It may, perhaps, be thought that, by the change we propose, we would raise too high a standard for such artists as might attain great proficiency in their calling, and so limit the benefit of their efforts to the great and the wealthy. This would be a consequence far from answering our purpose, but we have no apprehension that it would follow. The rules of good taste, when once exemplified, are pretty sure to be followed. Let any one recollect the atrocious forms of our ordinary crockery and potters ware forty years since, when the shapes were as vilely deformed as that of the pipkin which cost Robinson Crusoe so much trouble; and observe the difference since the classical outlines of the Etruscan vases have been adopted as models for our Staffordshire ware. Every form before was detestable, whatever pains might have been bestowed in the ornamenting and finishing; whereas, since the models introduced by Messrs.
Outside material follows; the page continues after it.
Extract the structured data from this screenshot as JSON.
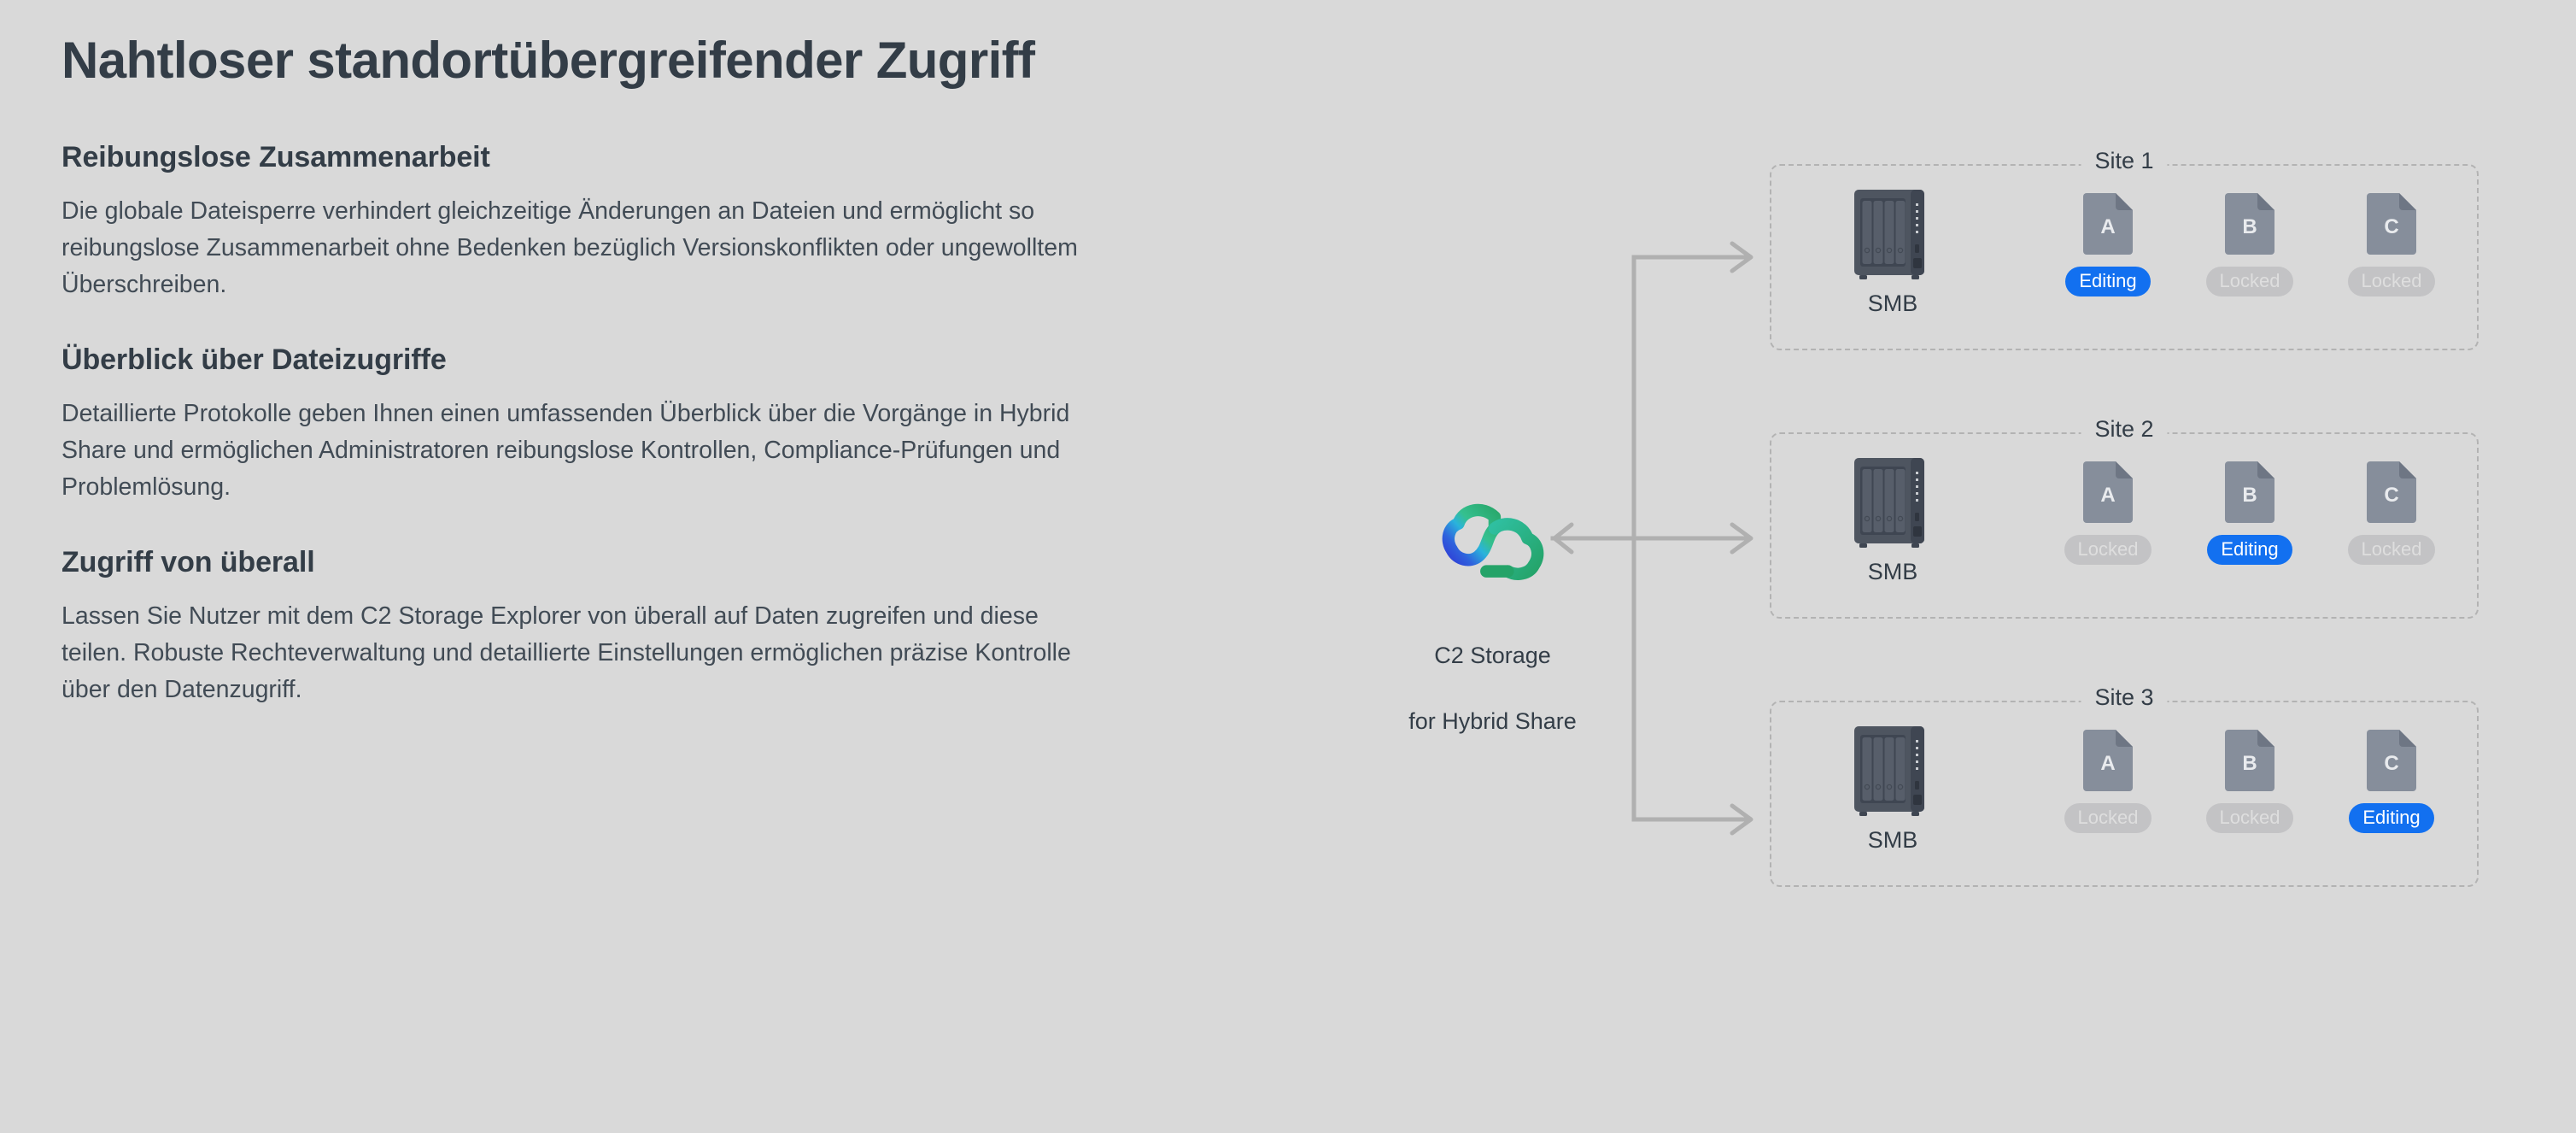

Wedgwood, the most ordinary earthenware is rendered pleasing to the eye, however coarse its substance, and mean the purpose for which it is designed. It is thus with good taste in every department. It cannot be established by canons and dicta, but must be left to force its way gradually through example. A certain number of real landscapes, executed by men adequate to set the example of a new school, which shall reject the tame and pedantic rules of Kent and Browne, without affecting the grotesque or fantastic, who shall bring back more ornament into the garden, and introduce a bolder, wider, and more natural character into the park, will have the effect of awakening a general spirit of emulation. There are thousands of proprietors who have neither scenes capable of exhibiting the perfection of the art, nor revenues necessary to reimburse the most perfect of the artists, but who may catch the principle on which improvers ought to proceed, and render a place pretty though it cannot be grand, or comfortable though it cannot aspire to beauty.